Last week’s juvenile Little Stint remained at Boddington Res until 1st, while the fifth Spotted Redshank of the autumn was discovered at Ditchford GP’s Irthlingborough Lakes & Meadows on 3rd, remaining there the following morning before quickly relocating to nearby Stanwick. Pitsford was again the favoured locality for Greenshanks, with two still on the dam on 29th, at least one of which remained until 4th.

Greenshank, Pitsford Res, 29th September 2019 (Mike Alibone)

A first-winter Little Gull flew through Boddington Res on 4th, a second-winter Mediterranean Gull was again at Pitsford on 29th and single-figure numbers of Yellow-legged Gulls were also at this locality, Thrapston, and Stanwick, with the maximum count of four at the latter site on 4th.

The first Short-eared Owl of the autumn-winter period was found at Harrington AF on 30th and what is almost certainly the last ‘Common’ Swift was seen flying north over Corby on 2nd. Interestingly, however, the observer did not identify it to species and so it should really be relegated to swift sp., as October is normally the month of the year reserved exclusively for those seriously rare Apus boys … Although the last Hobbies are now passing through, another master of the skies was present at Harrington AF on 3rd, when the third Merlin of the autumn was watched chasing Meadow Pipits there.

Harrington was also the venue for what may well turn out to be the last Common Redstart of the year, with one there on 30th. Two were also present at Borough Hill on 28th. Significantly more Whinchats coming through compared to last week included up to two at Clifford Hill and Borough Hill between 28th and 30th and the same number in the Brampton Valley below Hanging Houghton between 29th and 4th.

Whinchat, Clifford Hill GP, 30th September 2019 (Mike Alibone)

Stonechats continued to arrive in numbers, with Brampton Valley, Clifford Hill, Harrington, Neville’s Lodge (Finedon), Pitsford Res and Stanford Res producing up to two and Borough Hill between eight and ten on 30th. Northern Wheatears were down to singles at both Borough Hill and Clifford Hill on 28th and Pitsford Res on 4th.

Northern Wheatear, Pitsford Res, 4th October 2019 (Richard How)

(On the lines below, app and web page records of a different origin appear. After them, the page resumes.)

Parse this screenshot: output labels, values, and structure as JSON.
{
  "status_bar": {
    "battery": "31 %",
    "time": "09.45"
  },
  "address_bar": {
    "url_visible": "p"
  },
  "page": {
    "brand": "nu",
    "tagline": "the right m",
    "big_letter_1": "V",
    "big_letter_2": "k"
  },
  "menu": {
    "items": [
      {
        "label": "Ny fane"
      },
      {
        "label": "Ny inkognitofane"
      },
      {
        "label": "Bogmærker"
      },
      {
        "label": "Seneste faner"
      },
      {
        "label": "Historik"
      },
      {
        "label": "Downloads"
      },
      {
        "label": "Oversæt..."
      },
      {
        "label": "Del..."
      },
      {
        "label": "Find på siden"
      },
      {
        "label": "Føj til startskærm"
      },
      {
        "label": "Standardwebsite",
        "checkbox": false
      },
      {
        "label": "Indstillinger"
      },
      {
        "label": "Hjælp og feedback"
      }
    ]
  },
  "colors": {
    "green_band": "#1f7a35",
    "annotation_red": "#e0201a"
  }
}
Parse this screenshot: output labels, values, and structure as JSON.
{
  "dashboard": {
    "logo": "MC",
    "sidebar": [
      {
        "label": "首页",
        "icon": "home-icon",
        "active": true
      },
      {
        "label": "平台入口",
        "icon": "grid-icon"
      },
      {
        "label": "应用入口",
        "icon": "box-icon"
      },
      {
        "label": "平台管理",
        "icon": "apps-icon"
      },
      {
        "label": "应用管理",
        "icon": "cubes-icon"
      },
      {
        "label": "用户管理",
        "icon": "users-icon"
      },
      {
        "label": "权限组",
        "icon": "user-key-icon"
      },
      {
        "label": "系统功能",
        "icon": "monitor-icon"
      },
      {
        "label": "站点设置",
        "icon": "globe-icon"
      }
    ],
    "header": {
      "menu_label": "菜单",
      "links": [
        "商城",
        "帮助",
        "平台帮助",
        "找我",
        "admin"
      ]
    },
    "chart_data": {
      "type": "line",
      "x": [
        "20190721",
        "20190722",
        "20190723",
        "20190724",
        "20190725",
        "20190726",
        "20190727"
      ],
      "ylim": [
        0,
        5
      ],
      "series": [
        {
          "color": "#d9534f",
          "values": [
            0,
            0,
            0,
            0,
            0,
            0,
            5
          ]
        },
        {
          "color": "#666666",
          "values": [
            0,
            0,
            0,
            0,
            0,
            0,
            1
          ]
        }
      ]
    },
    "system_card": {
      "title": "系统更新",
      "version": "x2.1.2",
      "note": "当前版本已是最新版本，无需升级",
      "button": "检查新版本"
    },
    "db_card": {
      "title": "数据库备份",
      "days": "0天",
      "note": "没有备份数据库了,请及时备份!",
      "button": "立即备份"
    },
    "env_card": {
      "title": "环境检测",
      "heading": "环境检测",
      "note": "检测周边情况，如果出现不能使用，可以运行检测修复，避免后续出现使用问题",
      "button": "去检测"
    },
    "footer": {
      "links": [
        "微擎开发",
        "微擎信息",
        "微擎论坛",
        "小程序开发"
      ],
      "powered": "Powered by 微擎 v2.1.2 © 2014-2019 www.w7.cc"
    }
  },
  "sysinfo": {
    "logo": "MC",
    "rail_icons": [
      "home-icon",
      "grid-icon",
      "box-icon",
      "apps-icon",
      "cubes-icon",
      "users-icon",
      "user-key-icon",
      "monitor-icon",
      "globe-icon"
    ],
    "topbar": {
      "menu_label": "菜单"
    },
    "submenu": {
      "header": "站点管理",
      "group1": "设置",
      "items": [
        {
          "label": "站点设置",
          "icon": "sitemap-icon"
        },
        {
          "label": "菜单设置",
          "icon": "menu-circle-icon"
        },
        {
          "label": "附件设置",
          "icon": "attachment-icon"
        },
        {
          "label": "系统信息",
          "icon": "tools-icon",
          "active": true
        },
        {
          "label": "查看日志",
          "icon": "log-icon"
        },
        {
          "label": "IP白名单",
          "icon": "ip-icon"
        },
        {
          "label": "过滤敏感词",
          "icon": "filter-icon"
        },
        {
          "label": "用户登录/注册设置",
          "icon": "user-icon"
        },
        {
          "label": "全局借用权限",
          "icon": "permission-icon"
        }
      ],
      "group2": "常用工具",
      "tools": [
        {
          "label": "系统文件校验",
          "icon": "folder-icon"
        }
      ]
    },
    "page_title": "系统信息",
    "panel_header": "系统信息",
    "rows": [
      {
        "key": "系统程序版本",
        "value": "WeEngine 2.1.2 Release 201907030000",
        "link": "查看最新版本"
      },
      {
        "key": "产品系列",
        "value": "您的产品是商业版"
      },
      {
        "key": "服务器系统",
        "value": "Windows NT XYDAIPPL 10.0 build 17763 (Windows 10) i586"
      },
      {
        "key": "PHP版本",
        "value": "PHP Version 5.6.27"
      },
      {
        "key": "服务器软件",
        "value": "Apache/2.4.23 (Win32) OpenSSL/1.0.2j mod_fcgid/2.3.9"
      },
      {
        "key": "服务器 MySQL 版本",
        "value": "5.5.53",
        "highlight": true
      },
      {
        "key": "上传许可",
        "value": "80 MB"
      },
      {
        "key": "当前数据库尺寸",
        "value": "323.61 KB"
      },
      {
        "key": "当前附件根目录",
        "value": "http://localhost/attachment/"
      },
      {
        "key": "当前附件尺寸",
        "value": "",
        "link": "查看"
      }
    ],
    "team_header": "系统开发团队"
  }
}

Following last week’s Rock Pipit at Daventry CP, one was at Pitsford on 30th and another at Stanwick on 4th and to round off, fifteen Crossbills flew north-west over Borough Hill on 30th.